## What you have to do:
Aside from the pictures, copy the listing exactly.

## Material for this exercise:
====
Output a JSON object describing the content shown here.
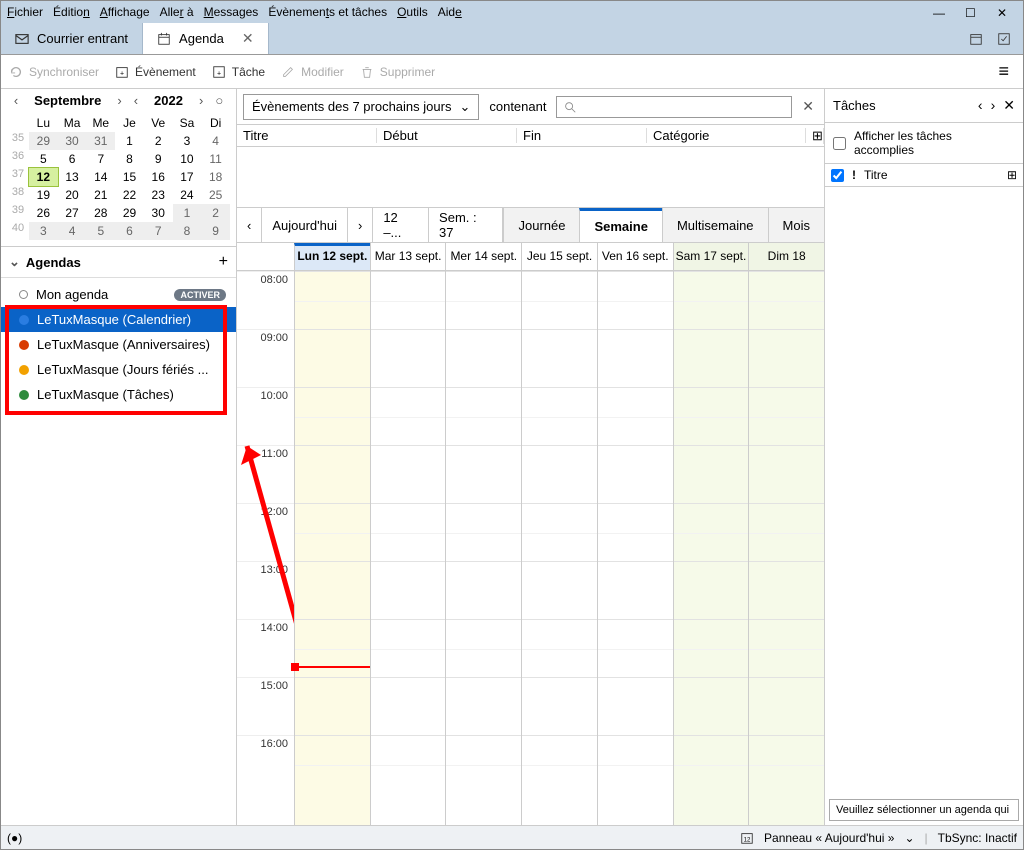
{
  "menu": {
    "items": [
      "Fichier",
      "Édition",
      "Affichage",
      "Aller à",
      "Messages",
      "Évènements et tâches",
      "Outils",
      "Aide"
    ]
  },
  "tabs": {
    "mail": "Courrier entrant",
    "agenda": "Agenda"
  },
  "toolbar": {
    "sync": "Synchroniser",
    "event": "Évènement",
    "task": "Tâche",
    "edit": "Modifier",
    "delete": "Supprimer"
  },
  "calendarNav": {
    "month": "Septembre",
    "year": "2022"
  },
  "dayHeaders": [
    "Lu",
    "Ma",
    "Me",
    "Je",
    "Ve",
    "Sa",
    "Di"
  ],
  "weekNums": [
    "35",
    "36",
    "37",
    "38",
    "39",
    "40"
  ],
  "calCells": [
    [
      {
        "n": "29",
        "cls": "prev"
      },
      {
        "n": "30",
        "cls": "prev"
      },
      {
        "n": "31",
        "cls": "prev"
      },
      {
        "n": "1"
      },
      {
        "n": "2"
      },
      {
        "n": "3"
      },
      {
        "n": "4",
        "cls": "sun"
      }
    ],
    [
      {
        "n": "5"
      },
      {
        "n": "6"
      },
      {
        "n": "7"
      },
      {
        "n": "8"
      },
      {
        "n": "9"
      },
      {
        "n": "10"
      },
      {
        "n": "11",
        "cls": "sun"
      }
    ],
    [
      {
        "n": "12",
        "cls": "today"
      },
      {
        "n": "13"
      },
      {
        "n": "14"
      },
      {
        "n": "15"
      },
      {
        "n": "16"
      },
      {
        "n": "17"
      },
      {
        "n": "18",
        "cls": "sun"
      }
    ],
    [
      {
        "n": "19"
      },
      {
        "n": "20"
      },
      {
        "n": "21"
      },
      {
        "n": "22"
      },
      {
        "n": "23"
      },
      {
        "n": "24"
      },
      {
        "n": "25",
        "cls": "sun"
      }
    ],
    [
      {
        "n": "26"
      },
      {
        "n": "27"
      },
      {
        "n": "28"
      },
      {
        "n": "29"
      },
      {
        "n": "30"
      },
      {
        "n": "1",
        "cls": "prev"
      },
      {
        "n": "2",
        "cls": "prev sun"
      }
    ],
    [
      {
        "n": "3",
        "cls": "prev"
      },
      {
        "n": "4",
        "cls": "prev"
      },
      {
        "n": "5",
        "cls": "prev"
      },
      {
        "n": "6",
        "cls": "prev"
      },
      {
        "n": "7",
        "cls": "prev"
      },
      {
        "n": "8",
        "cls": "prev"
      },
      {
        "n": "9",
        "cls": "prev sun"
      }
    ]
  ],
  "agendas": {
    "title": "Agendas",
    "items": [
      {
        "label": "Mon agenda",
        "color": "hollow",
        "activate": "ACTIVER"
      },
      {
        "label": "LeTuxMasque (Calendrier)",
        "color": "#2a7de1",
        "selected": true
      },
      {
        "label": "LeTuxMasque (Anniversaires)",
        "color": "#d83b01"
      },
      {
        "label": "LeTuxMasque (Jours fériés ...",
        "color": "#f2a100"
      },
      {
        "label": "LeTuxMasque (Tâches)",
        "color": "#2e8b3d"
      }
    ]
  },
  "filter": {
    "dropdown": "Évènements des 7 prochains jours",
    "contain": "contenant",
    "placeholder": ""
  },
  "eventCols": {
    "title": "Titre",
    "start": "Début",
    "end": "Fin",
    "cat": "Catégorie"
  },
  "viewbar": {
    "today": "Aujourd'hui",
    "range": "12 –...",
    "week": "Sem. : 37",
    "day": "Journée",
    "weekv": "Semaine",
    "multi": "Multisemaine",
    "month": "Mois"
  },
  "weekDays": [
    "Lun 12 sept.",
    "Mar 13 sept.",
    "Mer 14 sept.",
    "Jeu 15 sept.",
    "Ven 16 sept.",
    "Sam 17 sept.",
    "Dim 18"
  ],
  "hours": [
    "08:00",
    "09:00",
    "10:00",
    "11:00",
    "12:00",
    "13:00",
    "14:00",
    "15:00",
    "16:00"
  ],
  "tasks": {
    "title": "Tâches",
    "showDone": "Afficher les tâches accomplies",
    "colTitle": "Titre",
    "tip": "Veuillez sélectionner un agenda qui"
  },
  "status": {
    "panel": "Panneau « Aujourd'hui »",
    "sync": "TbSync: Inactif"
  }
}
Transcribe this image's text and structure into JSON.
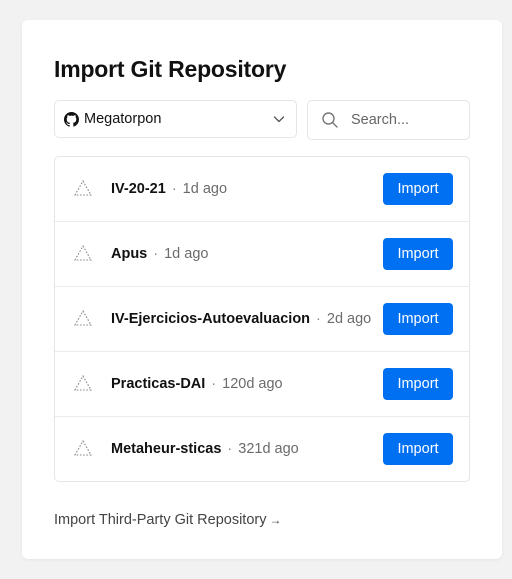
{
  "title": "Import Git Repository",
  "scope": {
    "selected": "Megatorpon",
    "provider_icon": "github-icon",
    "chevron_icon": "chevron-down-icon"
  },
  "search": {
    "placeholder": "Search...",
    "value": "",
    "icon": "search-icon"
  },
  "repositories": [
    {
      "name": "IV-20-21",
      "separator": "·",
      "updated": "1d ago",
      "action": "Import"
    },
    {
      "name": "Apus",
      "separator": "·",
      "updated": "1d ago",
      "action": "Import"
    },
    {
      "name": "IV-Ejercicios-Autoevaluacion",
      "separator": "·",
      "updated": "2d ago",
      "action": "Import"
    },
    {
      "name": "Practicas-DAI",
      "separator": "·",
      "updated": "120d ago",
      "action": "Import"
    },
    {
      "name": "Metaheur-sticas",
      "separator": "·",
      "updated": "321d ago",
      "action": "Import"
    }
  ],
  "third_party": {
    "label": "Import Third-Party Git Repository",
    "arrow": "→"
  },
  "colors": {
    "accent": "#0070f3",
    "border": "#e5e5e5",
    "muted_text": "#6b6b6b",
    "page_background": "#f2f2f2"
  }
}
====
## Your response:
Output a JSON object describing the content shown here.
{
  "menu": {
    "items": [
      "Fichier",
      "Édition",
      "Affichage",
      "Aller à",
      "Messages",
      "Évènements et tâches",
      "Outils",
      "Aide"
    ]
  },
  "tabs": {
    "mail": "Courrier entrant",
    "agenda": "Agenda"
  },
  "toolbar": {
    "sync": "Synchroniser",
    "event": "Évènement",
    "task": "Tâche",
    "edit": "Modifier",
    "delete": "Supprimer"
  },
  "calendarNav": {
    "month": "Septembre",
    "year": "2022"
  },
  "dayHeaders": [
    "Lu",
    "Ma",
    "Me",
    "Je",
    "Ve",
    "Sa",
    "Di"
  ],
  "weekNums": [
    "35",
    "36",
    "37",
    "38",
    "39",
    "40"
  ],
  "calCells": [
    [
      {
        "n": "29",
        "cls": "prev"
      },
      {
        "n": "30",
        "cls": "prev"
      },
      {
        "n": "31",
        "cls": "prev"
      },
      {
        "n": "1"
      },
      {
        "n": "2"
      },
      {
        "n": "3"
      },
      {
        "n": "4",
        "cls": "sun"
      }
    ],
    [
      {
        "n": "5"
      },
      {
        "n": "6"
      },
      {
        "n": "7"
      },
      {
        "n": "8"
      },
      {
        "n": "9"
      },
      {
        "n": "10"
      },
      {
        "n": "11",
        "cls": "sun"
      }
    ],
    [
      {
        "n": "12",
        "cls": "today"
      },
      {
        "n": "13"
      },
      {
        "n": "14"
      },
      {
        "n": "15"
      },
      {
        "n": "16"
      },
      {
        "n": "17"
      },
      {
        "n": "18",
        "cls": "sun"
      }
    ],
    [
      {
        "n": "19"
      },
      {
        "n": "20"
      },
      {
        "n": "21"
      },
      {
        "n": "22"
      },
      {
        "n": "23"
      },
      {
        "n": "24"
      },
      {
        "n": "25",
        "cls": "sun"
      }
    ],
    [
      {
        "n": "26"
      },
      {
        "n": "27"
      },
      {
        "n": "28"
      },
      {
        "n": "29"
      },
      {
        "n": "30"
      },
      {
        "n": "1",
        "cls": "prev"
      },
      {
        "n": "2",
        "cls": "prev sun"
      }
    ],
    [
      {
        "n": "3",
        "cls": "prev"
      },
      {
        "n": "4",
        "cls": "prev"
      },
      {
        "n": "5",
        "cls": "prev"
      },
      {
        "n": "6",
        "cls": "prev"
      },
      {
        "n": "7",
        "cls": "prev"
      },
      {
        "n": "8",
        "cls": "prev"
      },
      {
        "n": "9",
        "cls": "prev sun"
      }
    ]
  ],
  "agendas": {
    "title": "Agendas",
    "items": [
      {
        "label": "Mon agenda",
        "color": "hollow",
        "activate": "ACTIVER"
      },
      {
        "label": "LeTuxMasque (Calendrier)",
        "color": "#2a7de1",
        "selected": true
      },
      {
        "label": "LeTuxMasque (Anniversaires)",
        "color": "#d83b01"
      },
      {
        "label": "LeTuxMasque (Jours fériés ...",
        "color": "#f2a100"
      },
      {
        "label": "LeTuxMasque (Tâches)",
        "color": "#2e8b3d"
      }
    ]
  },
  "filter": {
    "dropdown": "Évènements des 7 prochains jours",
    "contain": "contenant",
    "placeholder": ""
  },
  "eventCols": {
    "title": "Titre",
    "start": "Début",
    "end": "Fin",
    "cat": "Catégorie"
  },
  "viewbar": {
    "today": "Aujourd'hui",
    "range": "12 –...",
    "week": "Sem. : 37",
    "day": "Journée",
    "weekv": "Semaine",
    "multi": "Multisemaine",
    "month": "Mois"
  },
  "weekDays": [
    "Lun 12 sept.",
    "Mar 13 sept.",
    "Mer 14 sept.",
    "Jeu 15 sept.",
    "Ven 16 sept.",
    "Sam 17 sept.",
    "Dim 18"
  ],
  "hours": [
    "08:00",
    "09:00",
    "10:00",
    "11:00",
    "12:00",
    "13:00",
    "14:00",
    "15:00",
    "16:00"
  ],
  "tasks": {
    "title": "Tâches",
    "showDone": "Afficher les tâches accomplies",
    "colTitle": "Titre",
    "tip": "Veuillez sélectionner un agenda qui"
  },
  "status": {
    "panel": "Panneau « Aujourd'hui »",
    "sync": "TbSync: Inactif"
  }
}
Transcribe this image's text and structure into JSON.
{
  "title": "Import Git Repository",
  "scope": {
    "selected": "Megatorpon",
    "provider_icon": "github-icon",
    "chevron_icon": "chevron-down-icon"
  },
  "search": {
    "placeholder": "Search...",
    "value": "",
    "icon": "search-icon"
  },
  "repositories": [
    {
      "name": "IV-20-21",
      "separator": "·",
      "updated": "1d ago",
      "action": "Import"
    },
    {
      "name": "Apus",
      "separator": "·",
      "updated": "1d ago",
      "action": "Import"
    },
    {
      "name": "IV-Ejercicios-Autoevaluacion",
      "separator": "·",
      "updated": "2d ago",
      "action": "Import"
    },
    {
      "name": "Practicas-DAI",
      "separator": "·",
      "updated": "120d ago",
      "action": "Import"
    },
    {
      "name": "Metaheur-sticas",
      "separator": "·",
      "updated": "321d ago",
      "action": "Import"
    }
  ],
  "third_party": {
    "label": "Import Third-Party Git Repository",
    "arrow": "→"
  },
  "colors": {
    "accent": "#0070f3",
    "border": "#e5e5e5",
    "muted_text": "#6b6b6b",
    "page_background": "#f2f2f2"
  }
}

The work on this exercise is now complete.